04:23 Do you always know where your wife is? —It’s normal.
04:26 I have the right to know where my wife goes. I have the right
04:29 to say to my wife, I don’t like you to go with this person…
04:32 And you are the guardian? —Yes
04:35 The woman is the master of the house.
04:38 because the woman is the one who in practice manages the whole family.
04:42 She doesn’t work for pay. However, she does other work.
04:48 As a husband, as a father, as a brother,
04:53 let’s say I don’t like it that my women, of my family,
04:56 …are going out and about. —You don’t like it. —As a husband, I don’t share that.
05:01 But how thin is the wall that separates this role as master of the home and a reality
05:05 of isolation and segregation?

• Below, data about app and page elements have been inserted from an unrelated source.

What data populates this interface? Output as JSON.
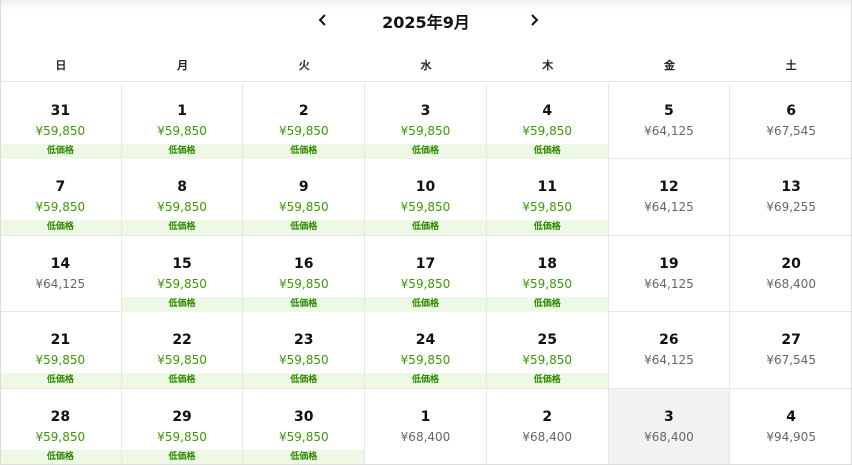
{
  "header": {
    "title": "2025年9月",
    "prev_icon": "chevron-left-icon",
    "next_icon": "chevron-right-icon"
  },
  "weekdays": [
    "日",
    "月",
    "火",
    "水",
    "木",
    "金",
    "土"
  ],
  "colors": {
    "low_price": "#3a9a06",
    "low_badge_bg": "#edf9e4",
    "normal_price": "#666666",
    "selected_bg": "#f2f2f2"
  },
  "weeks": [
    [
      {
        "day": "31",
        "price": "¥59,850",
        "badge": "低価格"
      },
      {
        "day": "1",
        "price": "¥59,850",
        "badge": "低価格"
      },
      {
        "day": "2",
        "price": "¥59,850",
        "badge": "低価格"
      },
      {
        "day": "3",
        "price": "¥59,850",
        "badge": "低価格"
      },
      {
        "day": "4",
        "price": "¥59,850",
        "badge": "低価格"
      },
      {
        "day": "5",
        "price": "¥64,125",
        "badge": null
      },
      {
        "day": "6",
        "price": "¥67,545",
        "badge": null
      }
    ],
    [
      {
        "day": "7",
        "price": "¥59,850",
        "badge": "低価格"
      },
      {
        "day": "8",
        "price": "¥59,850",
        "badge": "低価格"
      },
      {
        "day": "9",
        "price": "¥59,850",
        "badge": "低価格"
      },
      {
        "day": "10",
        "price": "¥59,850",
        "badge": "低価格"
      },
      {
        "day": "11",
        "price": "¥59,850",
        "badge": "低価格"
      },
      {
        "day": "12",
        "price": "¥64,125",
        "badge": null
      },
      {
        "day": "13",
        "price": "¥69,255",
        "badge": null
      }
    ],
    [
      {
        "day": "14",
        "price": "¥64,125",
        "badge": null
      },
      {
        "day": "15",
        "price": "¥59,850",
        "badge": "低価格"
      },
      {
        "day": "16",
        "price": "¥59,850",
        "badge": "低価格"
      },
      {
        "day": "17",
        "price": "¥59,850",
        "badge": "低価格"
      },
      {
        "day": "18",
        "price": "¥59,850",
        "badge": "低価格"
      },
      {
        "day": "19",
        "price": "¥64,125",
        "badge": null
      },
      {
        "day": "20",
        "price": "¥68,400",
        "badge": null
      }
    ],
    [
      {
        "day": "21",
        "price": "¥59,850",
        "badge": "低価格"
      },
      {
        "day": "22",
        "price": "¥59,850",
        "badge": "低価格"
      },
      {
        "day": "23",
        "price": "¥59,850",
        "badge": "低価格"
      },
      {
        "day": "24",
        "price": "¥59,850",
        "badge": "低価格"
      },
      {
        "day": "25",
        "price": "¥59,850",
        "badge": "低価格"
      },
      {
        "day": "26",
        "price": "¥64,125",
        "badge": null
      },
      {
        "day": "27",
        "price": "¥67,545",
        "badge": null
      }
    ],
    [
      {
        "day": "28",
        "price": "¥59,850",
        "badge": "低価格"
      },
      {
        "day": "29",
        "price": "¥59,850",
        "badge": "低価格"
      },
      {
        "day": "30",
        "price": "¥59,850",
        "badge": "低価格"
      },
      {
        "day": "1",
        "price": "¥68,400",
        "badge": null
      },
      {
        "day": "2",
        "price": "¥68,400",
        "badge": null
      },
      {
        "day": "3",
        "price": "¥68,400",
        "badge": null,
        "selected": true
      },
      {
        "day": "4",
        "price": "¥94,905",
        "badge": null
      }
    ]
  ]
}
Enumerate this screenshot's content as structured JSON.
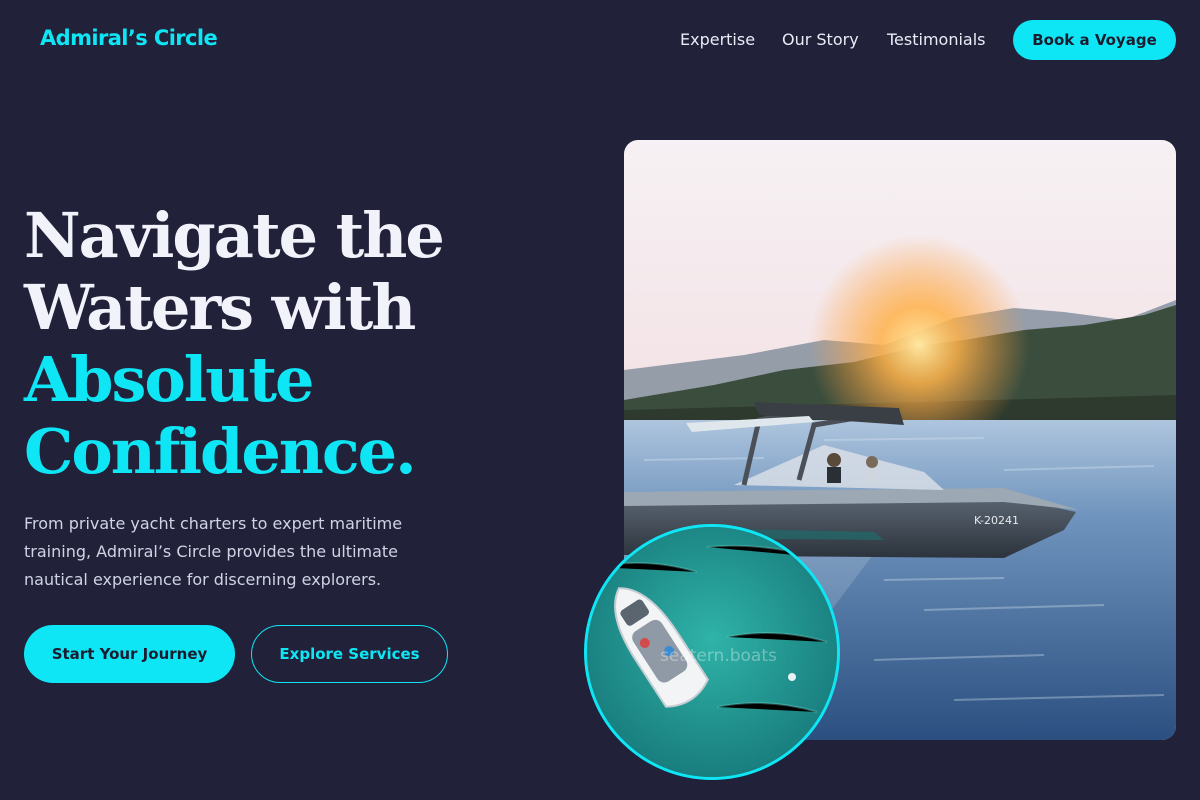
{
  "brand": {
    "name": "Admiral’s Circle"
  },
  "nav": {
    "items": [
      {
        "label": "Expertise"
      },
      {
        "label": "Our Story"
      },
      {
        "label": "Testimonials"
      }
    ],
    "cta_label": "Book a Voyage"
  },
  "hero": {
    "headline_lines": [
      "Navigate the",
      "Waters with",
      "Absolute",
      "Confidence."
    ],
    "subtext": "From private yacht charters to expert maritime training, Admiral’s Circle provides the ultimate nautical experience for discerning explorers.",
    "primary_button": "Start Your Journey",
    "secondary_button": "Explore Services",
    "photo_hull_text": "K-20241",
    "watermark_text": "seatern.boats"
  },
  "colors": {
    "background": "#21223a",
    "accent": "#0fe6f5",
    "text_light": "#f2f3fa",
    "text_muted": "#cfd3e3"
  },
  "icons": {
    "hero_photo": "speedboat-sunset-photo",
    "inset_photo": "aerial-boat-photo"
  }
}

I ask Maria Teresa, who since 2006,
05:09 fights with the Association in Defense of the Rights of Women.
05:13 You and your association are also occupied with Islamic women.
05:18 What are the grievances and violence most often reported by these women?
05:23 Violence that comes from being mistreated by husbands; many times they keep them at home.
05:27 Many of these women are completely unable to speak Italian,
05:31 That is, to speak our language, in order to create this ultimate segregation.
05:37 Yes, yes. I think they do it to avoid contact with us.
05:42 It has happened that girls who went to university,
05:47 and there was the father who didn’t want his daughter to continue studies.
05:52 He took the books and burned them. Therefore, they are afraid
05:55 she will do too much, learn our language, work…
05:58 These women will manage too much…
06:01 That independence that disturbs their religion.
06:04 For the men, the women must be subjugated to them.